How to Protect Your Important Computer Passwords
How Do You Protect Your Important Computer Passwords?
Passwords that are easy to remember are usually the easiest to break. The most commonly used password on Internet accounts today is "password". Yes, that's right- people actually use "password" as their password. Almost any password would be better than that!
Cyber attackers try common passwords and dictionary words first when attempting to break passwords. This forces people to use stronger passwords to protect their accounts.
Strong passwords avoid dictionary words and incorporate symbols, numbers, and capitalization- making them harder to remember. You can check the strength of your password using Microsoft's password strength test webpage. You'll quickly see that very strong passwords can be very hard to remember.
Remembering your passwords becomes even harder because it is not secure to reuse your password on more than one site. It is bad enough if your password gets compromised at one site, but if you reused that same password other places, the damage can be even worse. Juggling multiple passwords makes it even harder to remember your passwords and keep track of which password goes with which site. How can you protect your important computer passwords?
How to Use a Password Manager to Protect Your Passwords
A password manager is software that stores your passwords in an encrypted file along with usernames and website addresses. This allows you to keep track of all of your passwords secure without writing them down or typing them in a file. Some password manager programs will prompt you to save your passwords in your secure vault as you use them. You are more likely to use strong passwords on your Internet accounts if you do not need to remember them all. The only password you need to remember is the master password that unlocks your encrypted password vault. The rest of your passwords are safely stored in the encrypted vault.
Some password managers create an encrypted password file on your computer, and others store the encrypted file in the cloud. It may seem to present a security risk to store your passwords in the cloud, but strong encryption protects your data from anyone who does not have the master password. Cloud storage is convenient- you can access your passwords anywhere, anytime.
How a Password Manager Uses Encryption to Protect Your Passwords

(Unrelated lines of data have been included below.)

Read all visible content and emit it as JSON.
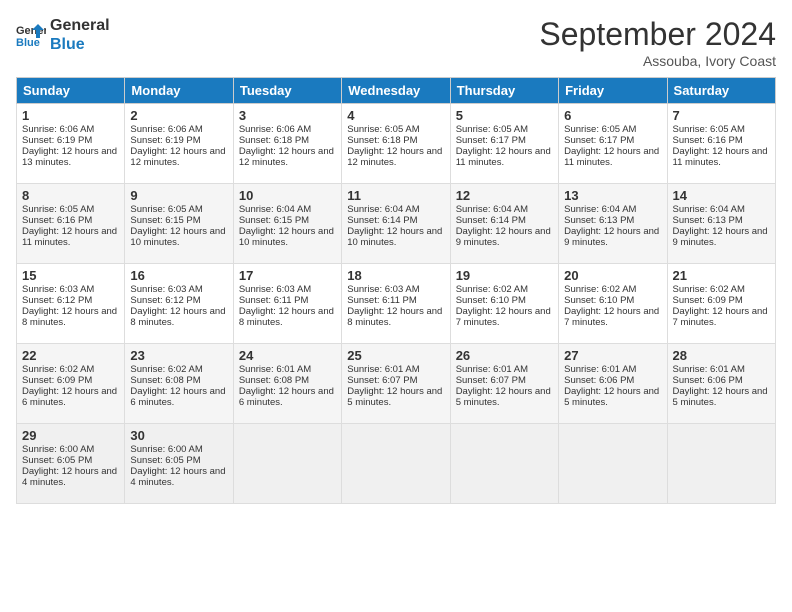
{
  "logo": {
    "line1": "General",
    "line2": "Blue"
  },
  "title": "September 2024",
  "location": "Assouba, Ivory Coast",
  "headers": [
    "Sunday",
    "Monday",
    "Tuesday",
    "Wednesday",
    "Thursday",
    "Friday",
    "Saturday"
  ],
  "weeks": [
    [
      {
        "day": "1",
        "sunrise": "6:06 AM",
        "sunset": "6:19 PM",
        "daylight": "12 hours and 13 minutes."
      },
      {
        "day": "2",
        "sunrise": "6:06 AM",
        "sunset": "6:19 PM",
        "daylight": "12 hours and 12 minutes."
      },
      {
        "day": "3",
        "sunrise": "6:06 AM",
        "sunset": "6:18 PM",
        "daylight": "12 hours and 12 minutes."
      },
      {
        "day": "4",
        "sunrise": "6:05 AM",
        "sunset": "6:18 PM",
        "daylight": "12 hours and 12 minutes."
      },
      {
        "day": "5",
        "sunrise": "6:05 AM",
        "sunset": "6:17 PM",
        "daylight": "12 hours and 11 minutes."
      },
      {
        "day": "6",
        "sunrise": "6:05 AM",
        "sunset": "6:17 PM",
        "daylight": "12 hours and 11 minutes."
      },
      {
        "day": "7",
        "sunrise": "6:05 AM",
        "sunset": "6:16 PM",
        "daylight": "12 hours and 11 minutes."
      }
    ],
    [
      {
        "day": "8",
        "sunrise": "6:05 AM",
        "sunset": "6:16 PM",
        "daylight": "12 hours and 11 minutes."
      },
      {
        "day": "9",
        "sunrise": "6:05 AM",
        "sunset": "6:15 PM",
        "daylight": "12 hours and 10 minutes."
      },
      {
        "day": "10",
        "sunrise": "6:04 AM",
        "sunset": "6:15 PM",
        "daylight": "12 hours and 10 minutes."
      },
      {
        "day": "11",
        "sunrise": "6:04 AM",
        "sunset": "6:14 PM",
        "daylight": "12 hours and 10 minutes."
      },
      {
        "day": "12",
        "sunrise": "6:04 AM",
        "sunset": "6:14 PM",
        "daylight": "12 hours and 9 minutes."
      },
      {
        "day": "13",
        "sunrise": "6:04 AM",
        "sunset": "6:13 PM",
        "daylight": "12 hours and 9 minutes."
      },
      {
        "day": "14",
        "sunrise": "6:04 AM",
        "sunset": "6:13 PM",
        "daylight": "12 hours and 9 minutes."
      }
    ],
    [
      {
        "day": "15",
        "sunrise": "6:03 AM",
        "sunset": "6:12 PM",
        "daylight": "12 hours and 8 minutes."
      },
      {
        "day": "16",
        "sunrise": "6:03 AM",
        "sunset": "6:12 PM",
        "daylight": "12 hours and 8 minutes."
      },
      {
        "day": "17",
        "sunrise": "6:03 AM",
        "sunset": "6:11 PM",
        "daylight": "12 hours and 8 minutes."
      },
      {
        "day": "18",
        "sunrise": "6:03 AM",
        "sunset": "6:11 PM",
        "daylight": "12 hours and 8 minutes."
      },
      {
        "day": "19",
        "sunrise": "6:02 AM",
        "sunset": "6:10 PM",
        "daylight": "12 hours and 7 minutes."
      },
      {
        "day": "20",
        "sunrise": "6:02 AM",
        "sunset": "6:10 PM",
        "daylight": "12 hours and 7 minutes."
      },
      {
        "day": "21",
        "sunrise": "6:02 AM",
        "sunset": "6:09 PM",
        "daylight": "12 hours and 7 minutes."
      }
    ],
    [
      {
        "day": "22",
        "sunrise": "6:02 AM",
        "sunset": "6:09 PM",
        "daylight": "12 hours and 6 minutes."
      },
      {
        "day": "23",
        "sunrise": "6:02 AM",
        "sunset": "6:08 PM",
        "daylight": "12 hours and 6 minutes."
      },
      {
        "day": "24",
        "sunrise": "6:01 AM",
        "sunset": "6:08 PM",
        "daylight": "12 hours and 6 minutes."
      },
      {
        "day": "25",
        "sunrise": "6:01 AM",
        "sunset": "6:07 PM",
        "daylight": "12 hours and 5 minutes."
      },
      {
        "day": "26",
        "sunrise": "6:01 AM",
        "sunset": "6:07 PM",
        "daylight": "12 hours and 5 minutes."
      },
      {
        "day": "27",
        "sunrise": "6:01 AM",
        "sunset": "6:06 PM",
        "daylight": "12 hours and 5 minutes."
      },
      {
        "day": "28",
        "sunrise": "6:01 AM",
        "sunset": "6:06 PM",
        "daylight": "12 hours and 5 minutes."
      }
    ],
    [
      {
        "day": "29",
        "sunrise": "6:00 AM",
        "sunset": "6:05 PM",
        "daylight": "12 hours and 4 minutes."
      },
      {
        "day": "30",
        "sunrise": "6:00 AM",
        "sunset": "6:05 PM",
        "daylight": "12 hours and 4 minutes."
      },
      null,
      null,
      null,
      null,
      null
    ]
  ]
}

A password manager scrambles your passwords with an algorithm that uses your master password. The only way to unscramble the data is with your exact master password. Cyber attackers can attempt brute force password breaking on encrypted files. This involves trying common passwords, dictionary words, and even all combinations of letters, numbers, and symbols.
When the correct password is finally guessed, the unencrypted file will contain structured information- such as words separated by spaces- rather than scrambled characters and symbols. However a strong password with a strong encryption algorithm such as those used by password manager software takes a very long time to crack- years or more with currently available computers.
Get Free Password Management Software and Protect Your Passwords
There are several good choices for password manager software, and even better news- most are free. KeePass and Password Safe are compatible with Windows. LastPass runs on Windows, Mac, Linux, and mobile platforms and supports cloud storage of passwords. 1Password has options for Mac and Windows as well as mobile platforms.
Get a password manager today and protect your important computer passwords.
Free/ $12 per year for premium upgrade
© 2013 Dr Penny Pincher